→ ASSIGNED TASK: The listing that follows must be retyped in full, exactly.

→ DATA EXTRACTS:
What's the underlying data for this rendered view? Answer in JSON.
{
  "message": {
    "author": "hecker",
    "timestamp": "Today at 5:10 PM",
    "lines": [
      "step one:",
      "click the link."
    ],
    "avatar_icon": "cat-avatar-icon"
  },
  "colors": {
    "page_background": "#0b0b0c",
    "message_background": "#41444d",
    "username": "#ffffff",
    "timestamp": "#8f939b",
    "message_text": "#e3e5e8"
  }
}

→ OUTPUT FOR THIS EXERCISE:
What's the underlying data for this rendered view? Answer in JSON.
{
  "message": {
    "author": "hecker",
    "timestamp": "Today at 5:10 PM",
    "lines": [
      "step one:",
      "click the link."
    ],
    "avatar_icon": "cat-avatar-icon"
  },
  "colors": {
    "page_background": "#0b0b0c",
    "message_background": "#41444d",
    "username": "#ffffff",
    "timestamp": "#8f939b",
    "message_text": "#e3e5e8"
  }
}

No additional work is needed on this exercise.